Where does the word "icon" show up in the records? Copy every line that has it.

RECORDS PROVIDED:
========

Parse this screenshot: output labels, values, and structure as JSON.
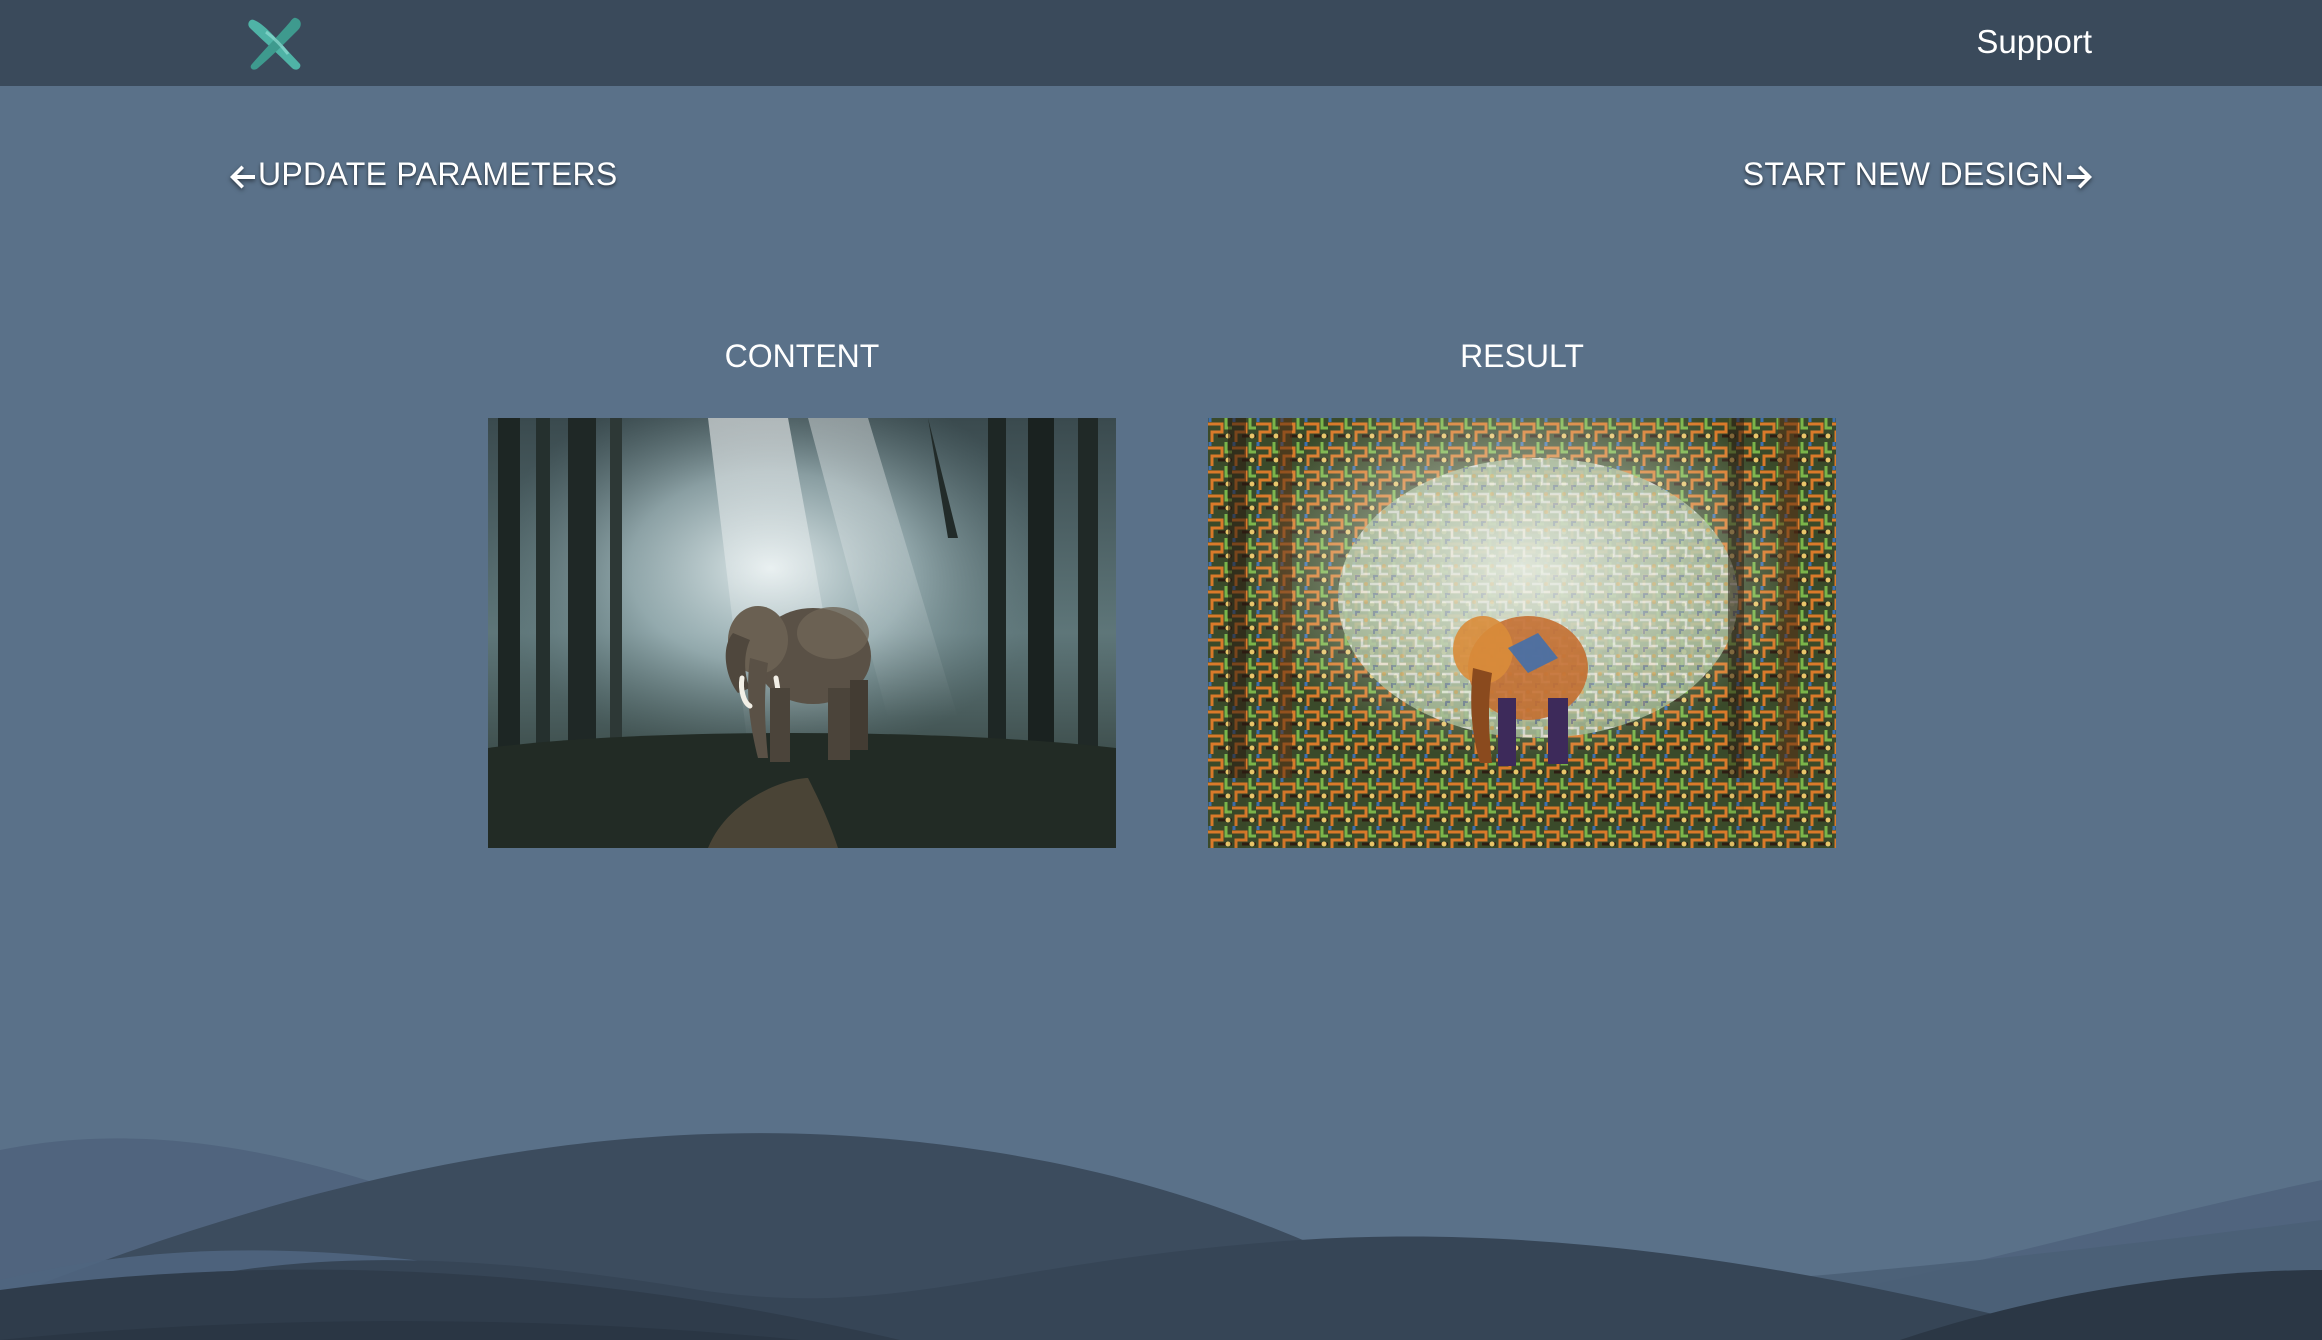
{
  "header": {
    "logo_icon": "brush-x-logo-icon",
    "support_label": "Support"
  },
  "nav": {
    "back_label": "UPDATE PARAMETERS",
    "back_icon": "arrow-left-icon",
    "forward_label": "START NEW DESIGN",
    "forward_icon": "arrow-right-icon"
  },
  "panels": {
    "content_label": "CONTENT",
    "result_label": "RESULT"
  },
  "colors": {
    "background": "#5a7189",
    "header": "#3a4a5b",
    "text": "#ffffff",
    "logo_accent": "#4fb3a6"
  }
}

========

WORKED SOLUTION:
    "logo_icon": "brush-x-logo-icon",
    "back_icon": "arrow-left-icon",
    "forward_icon": "arrow-right-icon"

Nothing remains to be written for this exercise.